The Interview Podcast
If you’re just finding your feet in podcasting, this approach can be a really good way to start. Think of it this way: You’ve got someone to help you keep an audience interested, and the fact that you’re involving a range of other people means that you’re keeping things fresh, and potentially attracting different listeners each time.
However, this does leave you with the pressure of finding interesting guests, and getting the most out of them. So a good network and a bit of work on your interview and conversation technique couldn’t hurt. Some people are better at this than others, but the more you work on it, the better you’ll get.
There are several great examples of this approach out there. Marc Maron’s WTF Podcast has a theme of sorts, but it’s mostly Marc chatting and joking with an impressive roster of comedians and well-known figures. Marc’s personality and wit drives the podcast on, but his ability to get conversations flowing with a wide range of different people makes this long-running podcast hugely popular.
Industries love to hear about their own. And interviewing success stories in a certain field can be a good way to build up a following. Take Debbie Millman’s Design Matters podcast. Debbie started the podcast in 2005 as “an inventive way to ask my heroes everything I wanted to know about them”. She’s since turned it into an award-winning anchor show on Design Observer’s media channel.
The Documentary Podcast
It’s no surprise that the best versions of these come from the radio industry. After all, putting together slick audio segments is their bread-and-butter. The best place to start here is with This American Life, the spectacularly-consistent and popular series from WBEZ.

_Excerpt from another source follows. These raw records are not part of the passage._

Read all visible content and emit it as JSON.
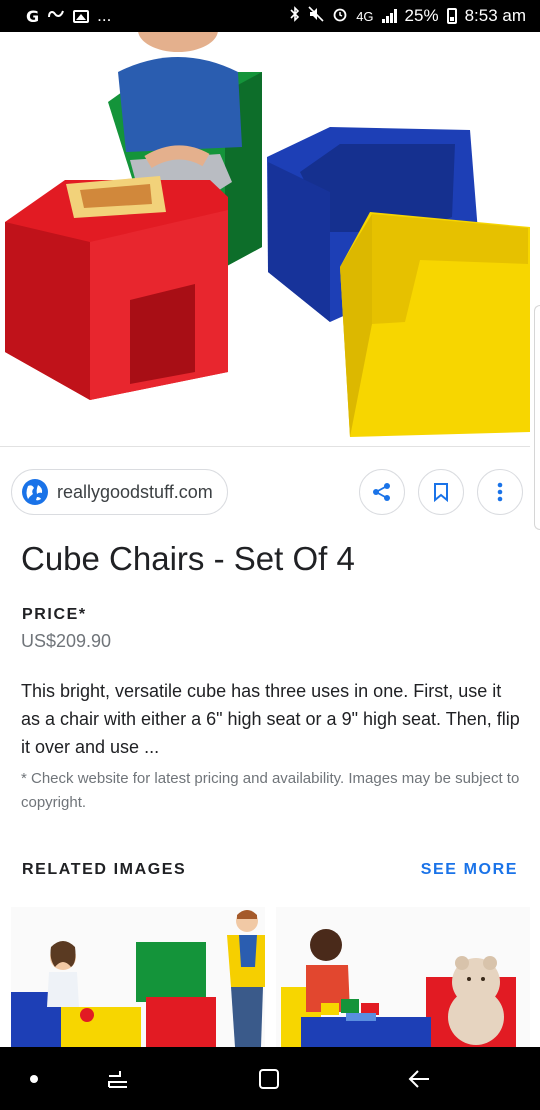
{
  "status_bar": {
    "left_icons": [
      "google-g-icon",
      "link-icon",
      "image-icon",
      "more-icon"
    ],
    "left_glyph_g": "G",
    "more_text": "...",
    "network": "4G",
    "battery": "25%",
    "time": "8:53 am"
  },
  "hero": {
    "description": "cube-chairs-product-photo",
    "colors": {
      "red": "#e21b23",
      "green": "#14943a",
      "blue": "#1d3fb6",
      "yellow": "#f7d600"
    }
  },
  "source": {
    "domain": "reallygoodstuff.com",
    "icon": "globe-icon"
  },
  "actions": [
    {
      "name": "share",
      "icon": "share-icon"
    },
    {
      "name": "save",
      "icon": "bookmark-icon"
    },
    {
      "name": "more",
      "icon": "more-vert-icon"
    }
  ],
  "product": {
    "title": "Cube Chairs - Set Of 4",
    "price_label": "PRICE*",
    "price": "US$209.90",
    "description": "This bright, versatile cube has three uses in one. First, use it as a chair  with either a 6\" high seat or a 9\" high seat. Then, flip it over and use ...",
    "disclaimer": "* Check website for latest pricing and availability. Images may be subject to copyright."
  },
  "related": {
    "label": "RELATED IMAGES",
    "see_more": "SEE MORE"
  },
  "accent_color": "#1a73e8",
  "nav_bar": {
    "items": [
      "dot-icon",
      "recents-icon",
      "home-icon",
      "back-icon"
    ]
  }
}
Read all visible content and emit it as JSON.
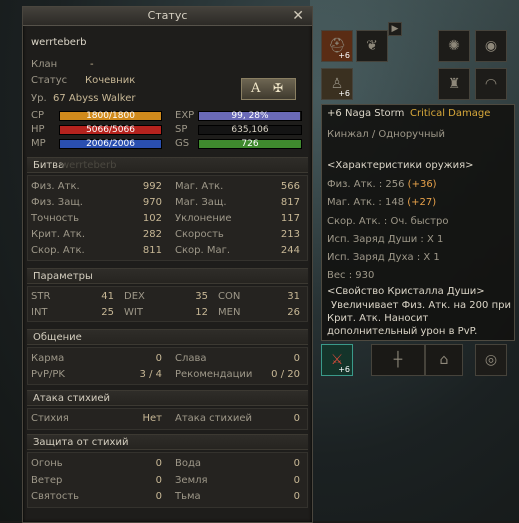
{
  "window": {
    "title": "Статус",
    "close_glyph": "✕"
  },
  "character": {
    "name": "werrteberb",
    "clan_label": "Клан",
    "clan_value": "-",
    "status_label": "Статус",
    "status_value": "Кочевник",
    "level_label": "Ур.",
    "level_value": "67 Abyss Walker",
    "badge_a": "A",
    "badge_b": "✠"
  },
  "bars": {
    "cp_label": "CP",
    "cp_value": "1800/1800",
    "cp_color": "#d08a1c",
    "hp_label": "HP",
    "hp_value": "5066/5066",
    "hp_color": "#b5231e",
    "mp_label": "MP",
    "mp_value": "2006/2006",
    "mp_color": "#2a4fb0",
    "exp_label": "EXP",
    "exp_value": "99, 28%",
    "exp_progress": 0.9928,
    "exp_color": "#6a6ab8",
    "sp_label": "SP",
    "sp_value": "635,106",
    "gs_label": "GS",
    "gs_value": "726",
    "gs_color": "#3f8a2e"
  },
  "battle": {
    "header": "Битва",
    "watermark": "werrteberb",
    "left": [
      {
        "label": "Физ. Атк.",
        "value": "992"
      },
      {
        "label": "Физ. Защ.",
        "value": "970"
      },
      {
        "label": "Точность",
        "value": "102"
      },
      {
        "label": "Крит. Атк.",
        "value": "282"
      },
      {
        "label": "Скор. Атк.",
        "value": "811"
      }
    ],
    "right": [
      {
        "label": "Маг. Атк.",
        "value": "566"
      },
      {
        "label": "Маг. Защ.",
        "value": "817"
      },
      {
        "label": "Уклонение",
        "value": "117"
      },
      {
        "label": "Скорость",
        "value": "213"
      },
      {
        "label": "Скор. Маг.",
        "value": "244"
      }
    ]
  },
  "params": {
    "header": "Параметры",
    "row1": [
      {
        "label": "STR",
        "value": "41"
      },
      {
        "label": "DEX",
        "value": "35"
      },
      {
        "label": "CON",
        "value": "31"
      }
    ],
    "row2": [
      {
        "label": "INT",
        "value": "25"
      },
      {
        "label": "WIT",
        "value": "12"
      },
      {
        "label": "MEN",
        "value": "26"
      }
    ]
  },
  "social": {
    "header": "Общение",
    "left": [
      {
        "label": "Карма",
        "value": "0"
      },
      {
        "label": "PvP/PK",
        "value": "3 / 4"
      }
    ],
    "right": [
      {
        "label": "Слава",
        "value": "0"
      },
      {
        "label": "Рекомендации",
        "value": "0 / 20"
      }
    ]
  },
  "element_attack": {
    "header": "Атака стихией",
    "left_label": "Стихия",
    "left_value": "Нет",
    "right_label": "Атака стихией",
    "right_value": "0"
  },
  "element_defense": {
    "header": "Защита от стихий",
    "left": [
      {
        "label": "Огонь",
        "value": "0"
      },
      {
        "label": "Ветер",
        "value": "0"
      },
      {
        "label": "Святость",
        "value": "0"
      }
    ],
    "right": [
      {
        "label": "Вода",
        "value": "0"
      },
      {
        "label": "Земля",
        "value": "0"
      },
      {
        "label": "Тьма",
        "value": "0"
      }
    ]
  },
  "equipment": {
    "plus_badge": "+6",
    "arrow_glyph": "▶",
    "slot_icons": [
      "helmet-icon",
      "necklace-icon",
      "cloak-icon",
      "shield-icon",
      "armor-icon",
      "gloves-icon",
      "mask-icon"
    ]
  },
  "tooltip": {
    "enchant": "+6",
    "name": "Naga Storm",
    "special": "Critical Damage",
    "type": "Кинжал / Одноручный",
    "section": "<Характеристики оружия>",
    "patk_label": "Физ. Атк. : 256",
    "patk_bonus": "(+36)",
    "matk_label": "Маг. Атк. : 148",
    "matk_bonus": "(+27)",
    "speed": "Скор. Атк. : Оч. быстро",
    "soulshot": "Исп. Заряд Души : X 1",
    "spiritshot": "Исп. Заряд Духа : X 1",
    "weight": "Вес : 930",
    "crystal_title": "<Свойство Кристалла Души>",
    "crystal_line1": "Увеличивает Физ. Атк. на 200 при",
    "crystal_line2": "Крит. Атк. Наносит",
    "crystal_line3": "дополнительный урон в PvP."
  },
  "weapon_slot": {
    "plus": "+6"
  }
}
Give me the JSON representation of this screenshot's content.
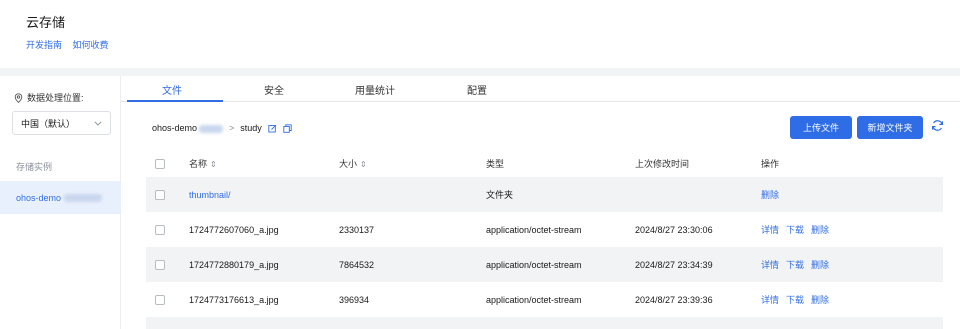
{
  "header": {
    "title": "云存储",
    "links": [
      "开发指南",
      "如何收费"
    ]
  },
  "sidebar": {
    "region_label": "数据处理位置:",
    "region_value": "中国（默认）",
    "instances_label": "存储实例",
    "instance_name": "ohos-demo"
  },
  "tabs": [
    "文件",
    "安全",
    "用量统计",
    "配置"
  ],
  "breadcrumb": {
    "root": "ohos-demo",
    "separator": ">",
    "current": "study"
  },
  "actions": {
    "upload": "上传文件",
    "new_folder": "新增文件夹"
  },
  "table": {
    "columns": [
      "名称",
      "大小",
      "类型",
      "上次修改时间",
      "操作"
    ],
    "rows": [
      {
        "name": "thumbnail/",
        "size": "",
        "type": "文件夹",
        "modified": "",
        "ops": [
          "删除"
        ]
      },
      {
        "name": "1724772607060_a.jpg",
        "size": "2330137",
        "type": "application/octet-stream",
        "modified": "2024/8/27 23:30:06",
        "ops": [
          "详情",
          "下载",
          "删除"
        ]
      },
      {
        "name": "1724772880179_a.jpg",
        "size": "7864532",
        "type": "application/octet-stream",
        "modified": "2024/8/27 23:34:39",
        "ops": [
          "详情",
          "下载",
          "删除"
        ]
      },
      {
        "name": "1724773176613_a.jpg",
        "size": "396934",
        "type": "application/octet-stream",
        "modified": "2024/8/27 23:39:36",
        "ops": [
          "详情",
          "下载",
          "删除"
        ]
      }
    ]
  },
  "colors": {
    "accent": "#2f6de6",
    "background": "#f1f3f5"
  }
}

Each episode, host Ira Glass introduces a group of audio documentary stories on a theme, whether it’s babysitters, education or the housing crisis. This American Life draws in a wide roster of different voices, and that keeps the stories fresh. But they’re always well-produced, and the over-arching theme is often interpreted in exciting and affecting ways.
This approach is also used in one of my favourite podcasts of 2015. Hosted by Lulu Miller and Alix Spiegel, Invisibilia blends scientific research with storytelling to tackle “the invisible forces that control human behaviour”. Alix and Lulu have a flowing rapport and a conversational touch, but the research underneath is fascinating. Are computers changing human behaviour? What would happen if we didn’t have fear? And what do our thoughts say about who we are?
Recording a documentary-style podcast isn’t necessarily for the faint of heart. It requires a certain grasp of editing and a good sense of how a story fits together. But if you’ve got a bit of time and skill (or some professional help) and a big story worth telling, this can really set you apart from the rest.
What are your favourite podcasts? Which approach has worked best for you? Let us know in the comments or on Twitter or Facebook